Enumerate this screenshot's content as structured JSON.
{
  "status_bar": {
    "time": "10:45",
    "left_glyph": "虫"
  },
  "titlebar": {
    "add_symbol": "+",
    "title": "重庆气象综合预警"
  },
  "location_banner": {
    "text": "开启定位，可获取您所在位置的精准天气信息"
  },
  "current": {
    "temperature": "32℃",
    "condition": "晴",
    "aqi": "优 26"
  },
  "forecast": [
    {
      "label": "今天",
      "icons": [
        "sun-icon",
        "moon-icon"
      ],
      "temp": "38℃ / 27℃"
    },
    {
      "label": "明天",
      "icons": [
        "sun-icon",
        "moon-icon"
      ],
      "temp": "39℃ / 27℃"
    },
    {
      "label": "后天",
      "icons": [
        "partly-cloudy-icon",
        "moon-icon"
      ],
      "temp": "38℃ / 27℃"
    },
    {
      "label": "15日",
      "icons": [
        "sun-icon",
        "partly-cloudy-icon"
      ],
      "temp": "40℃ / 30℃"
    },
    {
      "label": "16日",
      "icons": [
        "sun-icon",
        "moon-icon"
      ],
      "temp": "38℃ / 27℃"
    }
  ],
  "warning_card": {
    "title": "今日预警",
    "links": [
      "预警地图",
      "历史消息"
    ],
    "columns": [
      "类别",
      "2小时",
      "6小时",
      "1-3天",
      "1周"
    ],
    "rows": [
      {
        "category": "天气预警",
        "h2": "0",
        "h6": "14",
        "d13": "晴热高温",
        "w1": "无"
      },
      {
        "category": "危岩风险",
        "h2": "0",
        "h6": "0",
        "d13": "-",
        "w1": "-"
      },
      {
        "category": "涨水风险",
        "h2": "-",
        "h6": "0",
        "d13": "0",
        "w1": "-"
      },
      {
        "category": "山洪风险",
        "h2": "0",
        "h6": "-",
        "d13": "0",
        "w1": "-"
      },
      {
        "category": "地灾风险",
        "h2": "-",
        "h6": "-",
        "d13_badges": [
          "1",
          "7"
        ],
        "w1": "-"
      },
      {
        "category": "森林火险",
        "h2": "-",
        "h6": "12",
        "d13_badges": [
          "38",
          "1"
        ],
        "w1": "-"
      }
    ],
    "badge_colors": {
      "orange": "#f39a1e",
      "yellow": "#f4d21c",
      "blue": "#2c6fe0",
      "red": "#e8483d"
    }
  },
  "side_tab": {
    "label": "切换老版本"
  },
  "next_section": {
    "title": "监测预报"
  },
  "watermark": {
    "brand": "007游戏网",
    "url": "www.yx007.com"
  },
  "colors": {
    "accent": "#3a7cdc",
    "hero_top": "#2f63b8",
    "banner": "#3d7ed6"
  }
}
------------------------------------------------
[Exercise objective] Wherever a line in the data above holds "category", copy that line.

[Solution for this problem]
        "category": "天气预警",
        "category": "危岩风险",
        "category": "涨水风险",
        "category": "山洪风险",
        "category": "地灾风险",
        "category": "森林火险",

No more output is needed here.